In 2010, the ACLU of Pennsylvania filed a lawsuit against the city of

Philadelphia alleging that the city’s police were illegally stopping

and frisking thousands of civilians without reason and based on their

race. 37 The lawsuit was settled in 2011 when the police department

agreed to collect data on their stop and frisk practices and make

the information available in an electronic database. 38 The settlement

agreement also mandated that police officers not stop civilians

based only on vague rationale like “loitering” or “acting suspiciously,”

and that they limit investigative stops to when there is reasonable

suspicion. 39 After the police officers were retrained on these issues

and new protocols were adopted regarding stop and frisks, plaintiffs

continued monitoring the electronic data for thousands of stops.

As of February 2015, plaintiffs and the police agreed that over 30%

of stops lacked a sufficient rationale and that the significant racial

disparities in stops and frisks could not be explained by other factors

such as localized crime rates. 40


New York City may prove to be the best lesson in the inefficacy of

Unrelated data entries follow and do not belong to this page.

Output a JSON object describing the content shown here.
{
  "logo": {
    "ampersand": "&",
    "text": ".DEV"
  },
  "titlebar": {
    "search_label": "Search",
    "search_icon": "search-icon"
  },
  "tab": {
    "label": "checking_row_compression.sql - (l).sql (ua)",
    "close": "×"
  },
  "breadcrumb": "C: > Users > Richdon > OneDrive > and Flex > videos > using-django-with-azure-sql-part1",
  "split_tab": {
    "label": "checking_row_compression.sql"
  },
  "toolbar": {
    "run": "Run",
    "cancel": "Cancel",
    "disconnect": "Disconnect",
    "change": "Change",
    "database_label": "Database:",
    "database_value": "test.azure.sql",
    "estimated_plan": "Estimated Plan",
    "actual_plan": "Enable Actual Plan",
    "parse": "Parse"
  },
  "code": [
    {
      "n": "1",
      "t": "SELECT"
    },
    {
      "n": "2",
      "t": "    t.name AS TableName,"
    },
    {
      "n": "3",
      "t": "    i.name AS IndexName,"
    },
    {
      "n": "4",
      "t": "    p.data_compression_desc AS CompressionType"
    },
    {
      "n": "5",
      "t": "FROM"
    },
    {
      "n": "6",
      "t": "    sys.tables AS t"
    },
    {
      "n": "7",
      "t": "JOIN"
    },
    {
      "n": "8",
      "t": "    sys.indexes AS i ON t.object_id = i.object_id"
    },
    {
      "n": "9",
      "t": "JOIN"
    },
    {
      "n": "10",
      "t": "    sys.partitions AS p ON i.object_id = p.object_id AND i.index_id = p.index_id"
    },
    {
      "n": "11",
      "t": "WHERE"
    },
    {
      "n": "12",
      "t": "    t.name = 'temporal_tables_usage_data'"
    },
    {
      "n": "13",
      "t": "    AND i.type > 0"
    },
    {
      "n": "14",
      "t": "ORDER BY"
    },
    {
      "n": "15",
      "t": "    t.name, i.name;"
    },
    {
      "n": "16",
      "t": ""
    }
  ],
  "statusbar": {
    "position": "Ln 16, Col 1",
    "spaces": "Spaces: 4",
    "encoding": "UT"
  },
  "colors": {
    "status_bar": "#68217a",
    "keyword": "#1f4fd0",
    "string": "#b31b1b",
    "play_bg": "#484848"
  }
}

stop and frisks. NYPD has conducted more than 5 million stops since

2002. Almost nine out of ten times, the person was not arrested, and

fewer than 2% of frisked people were found with weapons. 41

This rampant misconduct was challenged in a five-year-long lawsuit

that concluded in 2013 when NYPD’s stop and frisk policy was

found to violate Fourth Amendment rights and constitute a “policy of

indirect racial profiling.” The judge stated that the NYPD

“deliberately maintained and even escalated policies and practices

that predictably resulted in even more widespread Fourth

Amendment violations. …The NYPD has repeatedly turned a blind eye

to clear evidence of unconstitutional stops and frisks.” 42


See Complaint for Plaintiffs, Bailey v. City of Philadelphia, 2010 WL 4662865 (E.D.Pa.) (No. 210CV05952) available at



Settlement Agreement, Class Certification and Consent Decree at 3, Bailey v. City of Philadelphia (2011) (C.A. No. 10-5952) available http://www.


Id. at 4.


Plaintiffs’ Fifth Report to Court and Monitor on Stop and Frisk Practices, at 3, 21, Bailey v. City of Philadelphia (2013) (C.A. No. 10-5952), available at


Floyd v. City of New York, 959 F. Supp. 2d 540, 558 (S.D.N.Y. 2013), appeal dismissed (Sept. 25, 2013). See also Stop-and-Frisk During the

Bloomberg Administration (August 2014), available at


Id. at 658-659.

20 | Stop and Frisk in Chicago


Similar magazines